INPUT: Begin
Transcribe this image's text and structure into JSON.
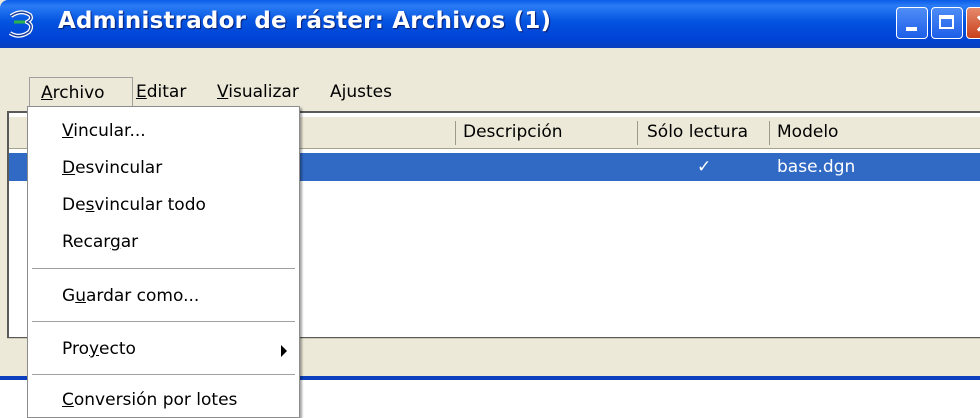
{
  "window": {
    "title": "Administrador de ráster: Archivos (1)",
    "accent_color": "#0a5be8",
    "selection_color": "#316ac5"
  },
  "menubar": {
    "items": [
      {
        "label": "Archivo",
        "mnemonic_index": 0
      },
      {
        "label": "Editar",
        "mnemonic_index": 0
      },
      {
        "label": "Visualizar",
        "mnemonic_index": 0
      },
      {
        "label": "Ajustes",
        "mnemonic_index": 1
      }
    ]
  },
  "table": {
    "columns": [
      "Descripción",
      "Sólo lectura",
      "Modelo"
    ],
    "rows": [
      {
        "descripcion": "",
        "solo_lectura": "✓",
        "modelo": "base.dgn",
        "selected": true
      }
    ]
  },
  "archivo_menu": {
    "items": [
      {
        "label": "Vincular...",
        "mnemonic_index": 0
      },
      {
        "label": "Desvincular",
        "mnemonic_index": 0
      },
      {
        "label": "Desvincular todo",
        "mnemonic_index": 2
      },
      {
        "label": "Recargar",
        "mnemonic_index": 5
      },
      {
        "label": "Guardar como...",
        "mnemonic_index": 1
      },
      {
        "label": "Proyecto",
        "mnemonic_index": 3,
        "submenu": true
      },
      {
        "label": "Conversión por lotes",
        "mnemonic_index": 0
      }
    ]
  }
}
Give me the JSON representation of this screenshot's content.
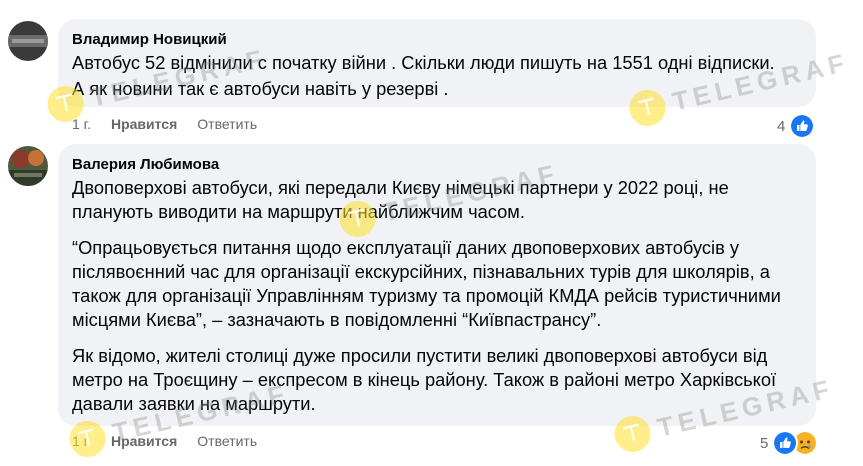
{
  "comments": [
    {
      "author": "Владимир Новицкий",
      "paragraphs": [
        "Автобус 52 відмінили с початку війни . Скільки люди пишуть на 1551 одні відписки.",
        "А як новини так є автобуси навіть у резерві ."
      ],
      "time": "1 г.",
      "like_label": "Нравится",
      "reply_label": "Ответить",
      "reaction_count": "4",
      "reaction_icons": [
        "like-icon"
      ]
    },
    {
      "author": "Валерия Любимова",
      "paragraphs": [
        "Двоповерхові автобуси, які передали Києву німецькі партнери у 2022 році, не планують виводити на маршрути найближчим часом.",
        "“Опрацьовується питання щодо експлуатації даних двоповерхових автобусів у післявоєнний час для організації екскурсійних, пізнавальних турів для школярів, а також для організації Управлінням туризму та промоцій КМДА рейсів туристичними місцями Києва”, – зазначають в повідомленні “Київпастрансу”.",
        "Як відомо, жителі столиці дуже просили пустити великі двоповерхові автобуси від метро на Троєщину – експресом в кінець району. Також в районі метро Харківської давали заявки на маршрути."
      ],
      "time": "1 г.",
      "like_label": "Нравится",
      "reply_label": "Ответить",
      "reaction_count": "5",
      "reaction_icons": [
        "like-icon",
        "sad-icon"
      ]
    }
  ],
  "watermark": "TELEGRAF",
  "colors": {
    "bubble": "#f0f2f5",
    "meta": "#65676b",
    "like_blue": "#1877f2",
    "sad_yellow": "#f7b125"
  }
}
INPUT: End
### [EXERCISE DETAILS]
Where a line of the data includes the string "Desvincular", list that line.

### [ANSWER FOR THIS EXERCISE]
        "label": "Desvincular",
        "label": "Desvincular todo",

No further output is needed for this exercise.